  • [26] A. Rössler, D. Cozzolino, L. Verdoliva, C. Riess, J. Thies, and M. Nießner (2019) FaceForensics++: learning to detect manipulated facial images. In International Conference on Computer Vision (ICCV), Cited by: §4.1.2.
  • [27] F. Schroff, D. Kalenichenko, and J. Philbin (2015) Facenet: a unified embedding for face recognition and clustering. In Proceedings of the IEEE conference on computer vision and pattern recognition, pp. 815–823. Cited by: §1, §4.1.3, §4.3.
  • [28] Y. Shen (2019) Interpreting the latent space of gans for semantic face editing. arXiv preprint arXiv:1907.10786. Cited by: §4.1.2.
  • [29] K. Simonyan and A. Zisserman (2014) Very deep convolutional networks for large-scale image recognition. arXiv preprint arXiv:1409.1556. Cited by: §4.2.1.
  • [30] Y. Taigman, M. Yang, M. Ranzato, and L. Wolf (2014) Deepface: closing the gap to human-level performance in face verification. In Proceedings of the IEEE conference on computer vision and pattern recognition, pp. 1701–1708. Cited by: §3.1.

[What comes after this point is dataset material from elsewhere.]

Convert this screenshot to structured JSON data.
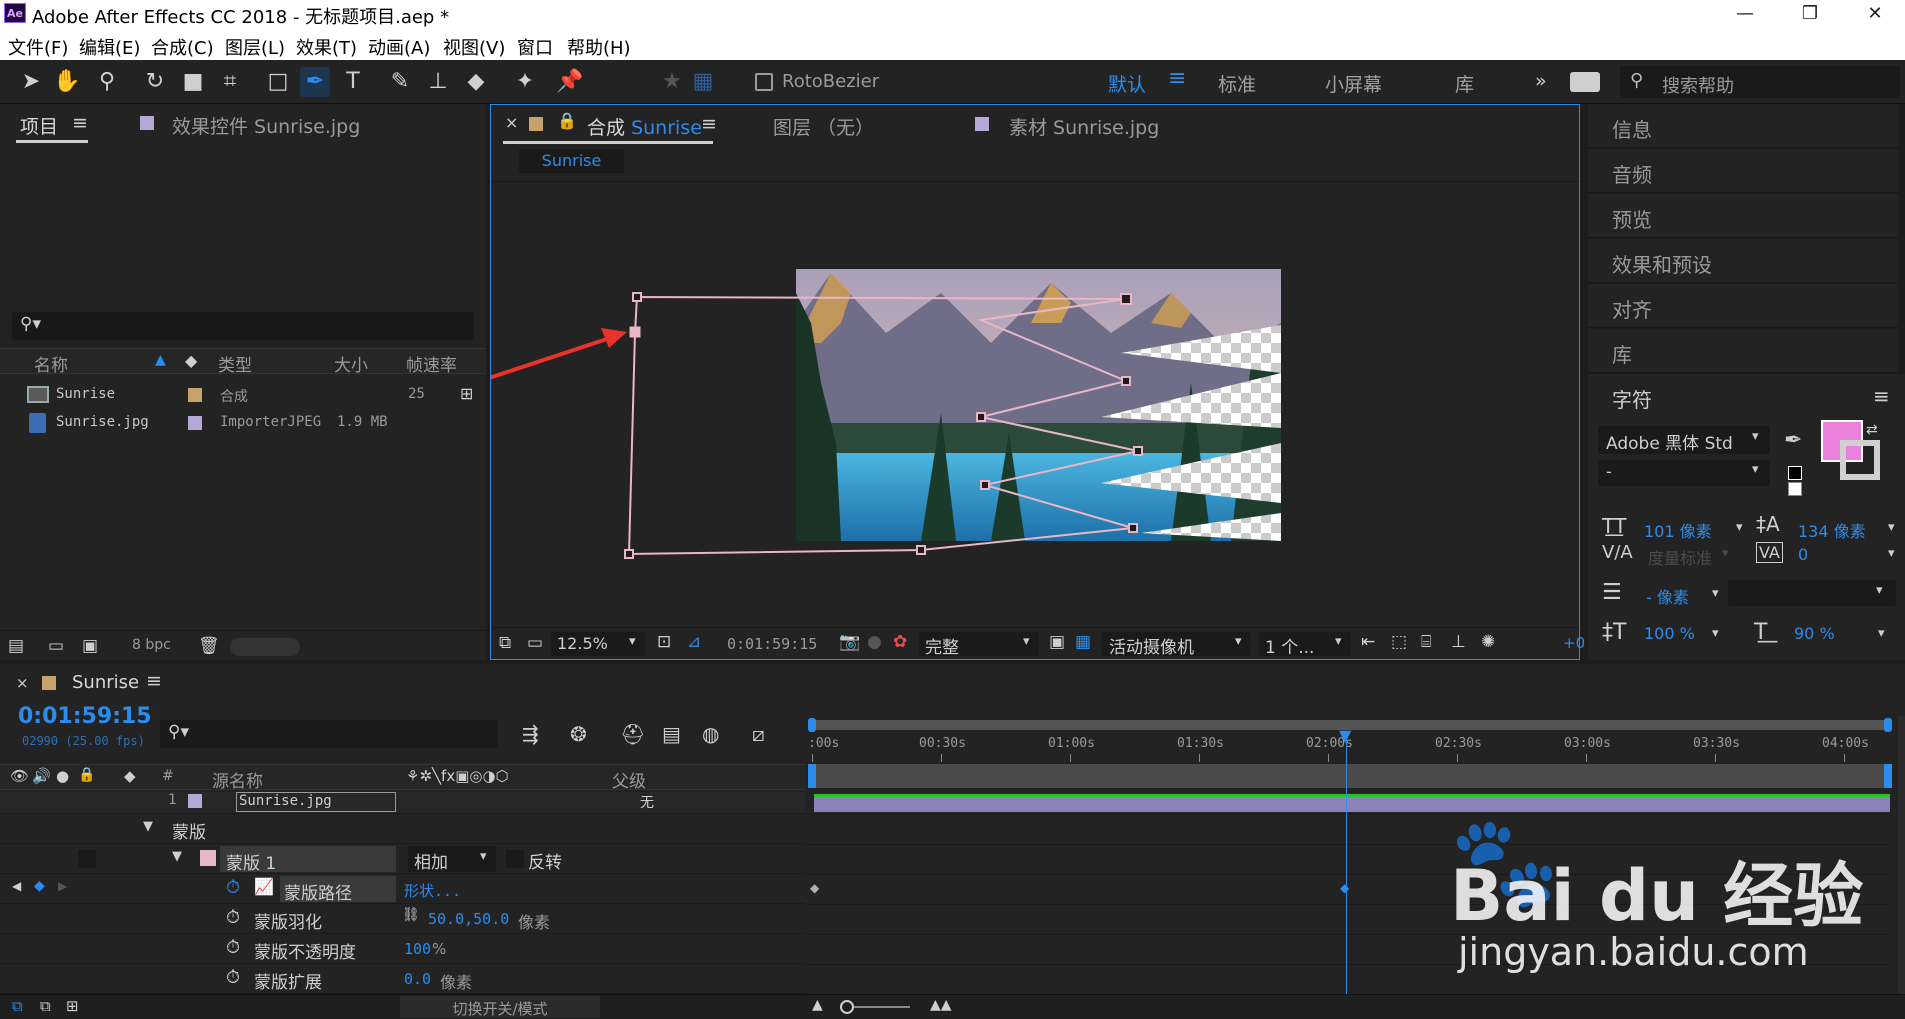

  • [31] G. Tao, S. Ma, Y. Liu, and X. Zhang (2018) Attacks meet interpretability: attribute-steered detection of adversarial samples. In Advances in Neural Information Processing Systems, pp. 7717–7728. Cited by: §3.1.

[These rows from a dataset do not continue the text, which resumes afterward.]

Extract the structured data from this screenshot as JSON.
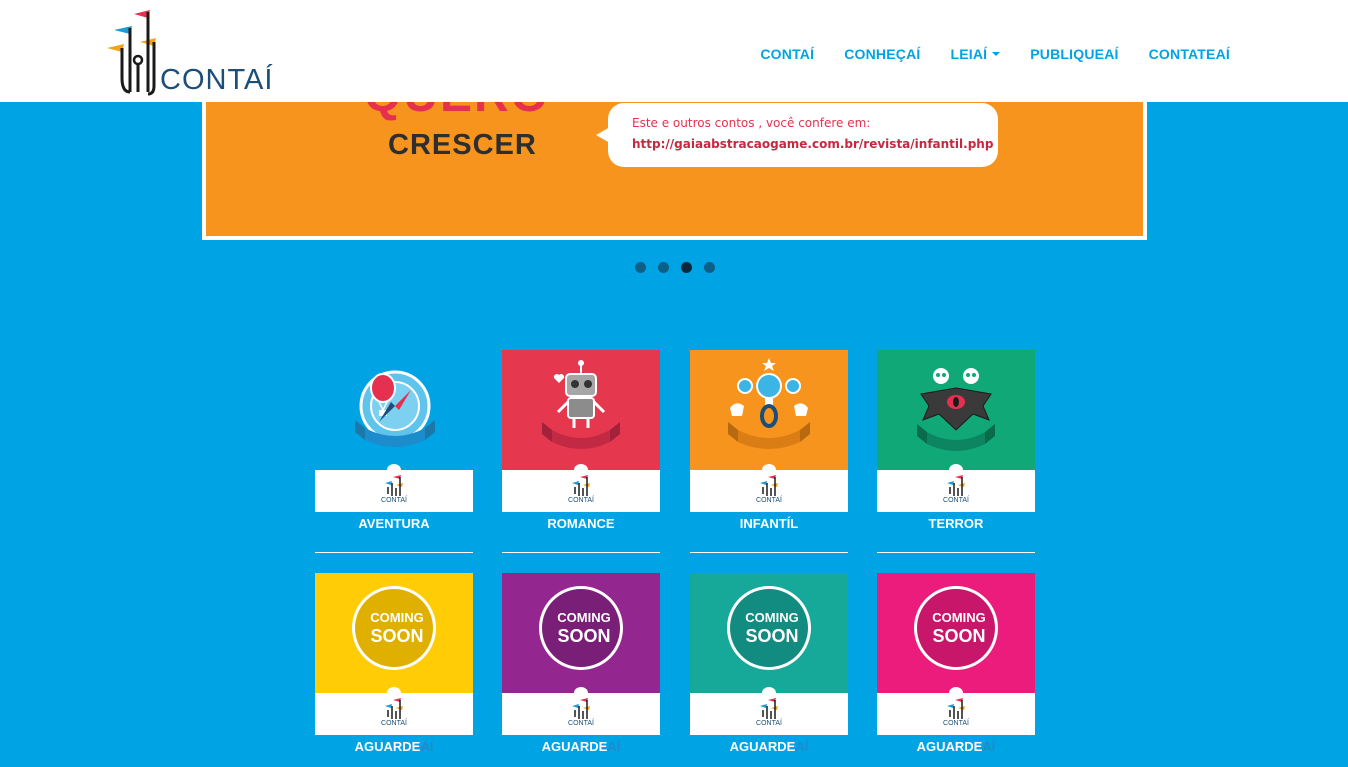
{
  "brand": {
    "name": "CONTAÍ"
  },
  "nav": {
    "items": [
      {
        "label": "CONTAÍ"
      },
      {
        "label": "CONHEÇAÍ"
      },
      {
        "label": "LEIAÍ"
      },
      {
        "label": "PUBLIQUEAÍ"
      },
      {
        "label": "CONTATEAÍ"
      }
    ]
  },
  "carousel": {
    "slide": {
      "title_line1": "QUERO",
      "title_line2": "CRESCER",
      "bubble_line1": "Este e outros contos , você confere em:",
      "bubble_line2": "http://gaiaabstracaogame.com.br/revista/infantil.php"
    },
    "active_index": 2,
    "count": 4
  },
  "categories": [
    {
      "label": "AVENTURA",
      "badge": "AVENTURA",
      "color": "#00a3e4",
      "icon": "hot-air-balloon-icon"
    },
    {
      "label": "ROMANCE",
      "badge": "ROMANCE",
      "color": "#e5384f",
      "icon": "robot-heart-icon"
    },
    {
      "label": "INFANTÍL",
      "badge": "INFANTIL",
      "color": "#f7941e",
      "icon": "baby-rattle-icon"
    },
    {
      "label": "TERROR",
      "badge": "TERROR",
      "color": "#0fa876",
      "icon": "bat-monster-icon"
    }
  ],
  "coming_soon": [
    {
      "label_main": "AGUARDE",
      "label_suffix": "AÍ",
      "color": "#ffcc05",
      "badge_line1": "COMING",
      "badge_line2": "SOON"
    },
    {
      "label_main": "AGUARDE",
      "label_suffix": "AÍ",
      "color": "#93278f",
      "badge_line1": "COMING",
      "badge_line2": "SOON"
    },
    {
      "label_main": "AGUARDE",
      "label_suffix": "AÍ",
      "color": "#16a99a",
      "badge_line1": "COMING",
      "badge_line2": "SOON"
    },
    {
      "label_main": "AGUARDE",
      "label_suffix": "AÍ",
      "color": "#ec1c7d",
      "badge_line1": "COMING",
      "badge_line2": "SOON"
    }
  ],
  "mini_logo_text": "CONTAÍ"
}
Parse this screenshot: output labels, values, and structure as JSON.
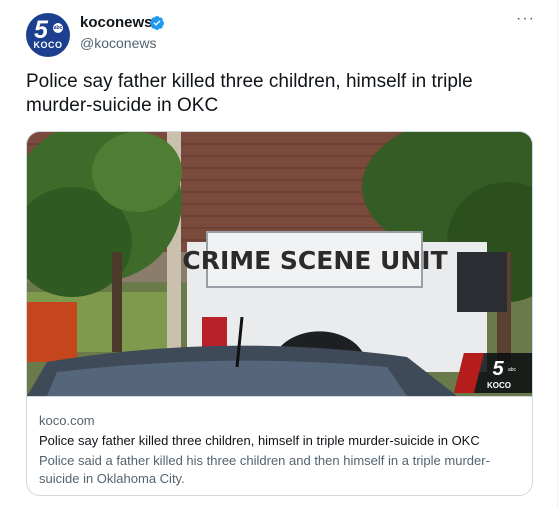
{
  "author": {
    "name": "koconews",
    "handle": "@koconews",
    "avatar": {
      "number": "5",
      "network": "abc",
      "station": "KOCO"
    }
  },
  "more_menu": "···",
  "tweet_text": "Police say father killed three children, himself in triple murder-suicide in OKC",
  "link_card": {
    "image_truck_text": "CRIME SCENE UNIT",
    "image_watermark": {
      "number": "5",
      "network": "abc",
      "station": "KOCO"
    },
    "domain": "koco.com",
    "title": "Police say father killed three children, himself in triple murder-suicide in OKC",
    "description": "Police said a father killed his three children and then himself in a triple murder-suicide in Oklahoma City."
  },
  "colors": {
    "verified": "#1d9bf0",
    "avatar_bg": "#1d3f8f",
    "secondary_text": "#536471"
  }
}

  • [32] S. Tariq, S. Lee, H. Kim, Y. Shin, and S. S. Woo (2019) GAN is a friend or foe?: a framework to detect various fake face images. In Proceedings of the 34th ACM/SIGAPP Symposium on Applied Computing, pp. 1296–1303. Cited by: §1.
  • [33] Y. Tian, K. Pei, S. Jana, and B. Ray (2018) DeepTest: automated testing of deep-neural-network-driven autonomous cars. In Proceedings of the 40th international conference on software engineering, pp. 303–314. Cited by: §3.1.

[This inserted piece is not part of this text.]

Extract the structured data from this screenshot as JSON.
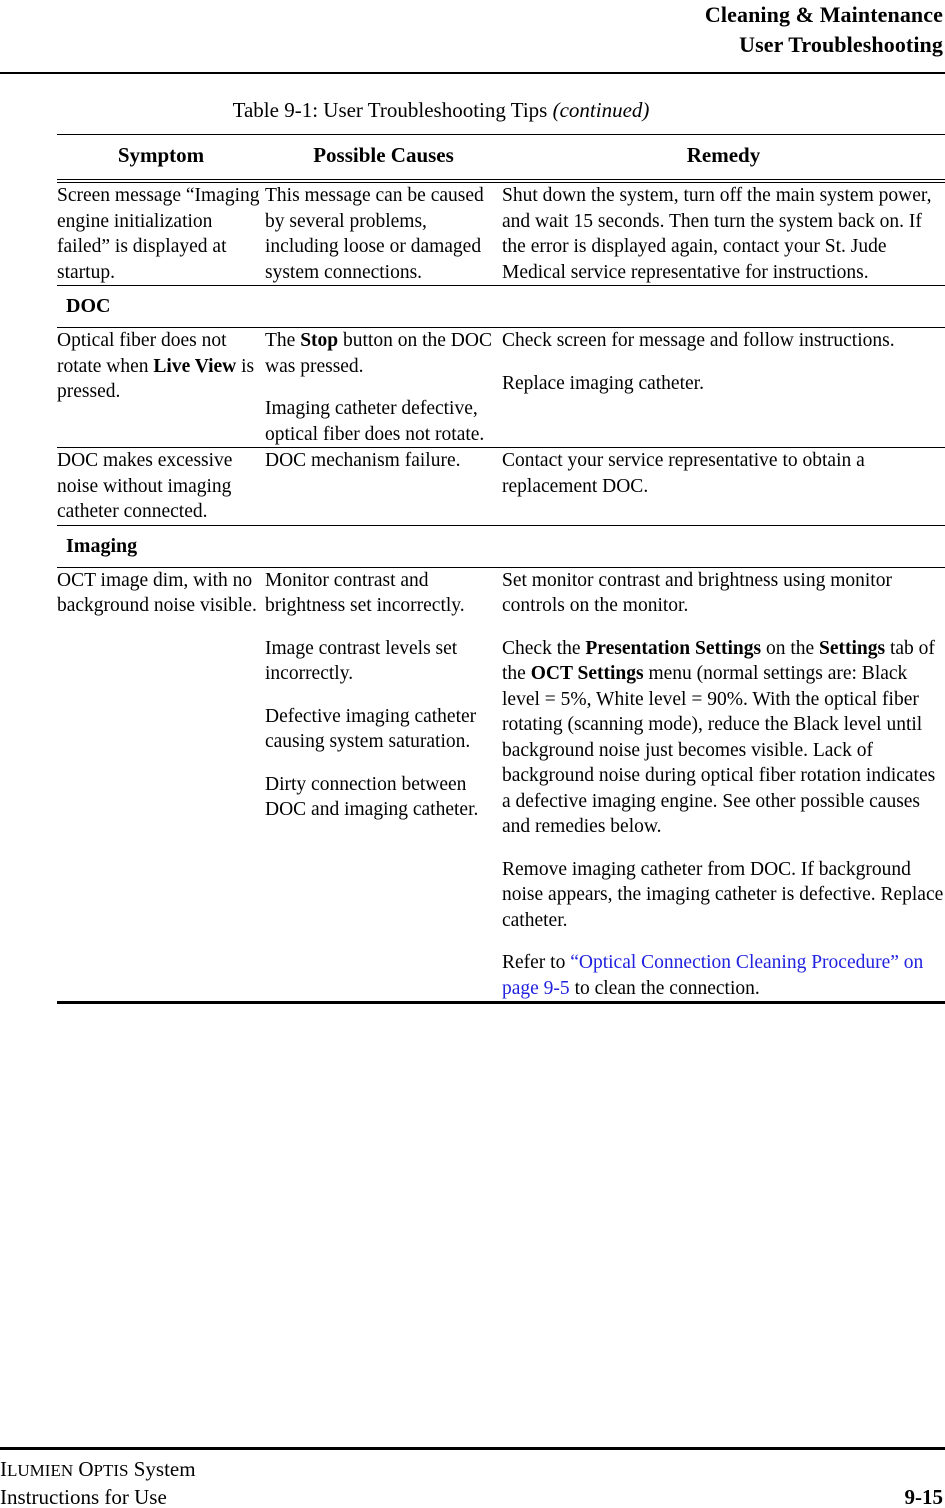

  • [34] S. Wang, O. Wang, A. Owens, R. Zhang, and A. A. Efros (2019) Detecting photoshopped faces by scripting photoshop. arXiv preprint arXiv:1906.05856. Cited by: §2.2.
  • [35] X. Xie, L. Ma, F. Juefei-Xu, M. Xue, H. Chen, Y. Liu, J. Zhao, B. Li, J. Yin, and S. See (2019) DeepHunter: a coverage-guided fuzz testing framework for deep neural networks. In Proceedings of the 28th ACM SIGSOFT International Symposium on Software Testing and Analysis, pp. 146–157. Cited by: §3.1.
  • [36] X. Xie, L. Ma, H. Wang, Y. Li, Y. Liu, and X. Li (2019) DiffChaser: detecting disagreements for deep neural networks. In Proceedings of the 28th International Joint Conference on Artificial Intelligence, Cited by: §3.1.
  • [37] X. Yang, Y. Li, H. Qi, and S. Lyu (2019) Exposing gan-synthesized faces using landmark locations. arXiv preprint arXiv:1904.00167. Cited by: §2.2, §2.2.
  • [38] E. Zakharov, A. Shysheya, E. Burkov, and V. Lempitsky (2019) Few-shot adversarial learning of realistic neural talking head models. arXiv preprint arXiv:1905.08233. Cited by: §1.
  • [39] X. Zhang, S. Karaman, and S. Chang (2019) Detecting and simulating artifacts in gan fake images. arXiv preprint arXiv:1907.06515. Cited by: §2.2.
  • [40] P. Zhou, X. Han, V. I. Morariu, and L. S. Davis (2018) Learning rich features for image manipulation detection. In Proceedings of the IEEE Conference on Computer Vision and Pattern Recognition, pp. 1053–1061. Cited by: §2.2, §2.2.
Comments 0
Request Comment
You are adding the first comment!
How to quickly get a good reply:
  • Give credit where it’s due by listing out the positive aspects of a paper before getting into which changes should be made.
  • Be specific in your critique, and provide supporting evidence with appropriate references to substantiate general statements.
  • Your comment should inspire ideas to flow and help the author improves the paper.

The better we are at sharing our knowledge with each other, the faster we move forward.
The feedback must be of minimum 40 characters and the title a minimum of 5 characters
Add comment
Loading ...
This is a comment super asjknd jkasnjk adsnkj
The feedback must be of minumum 40 characters
The feedback must be of minumum 40 characters

You are asking your first question!
How to quickly get a good answer:
  • Keep your question short and to the point
  • Check for grammar or spelling errors.
  • Phrase it like a question
Test description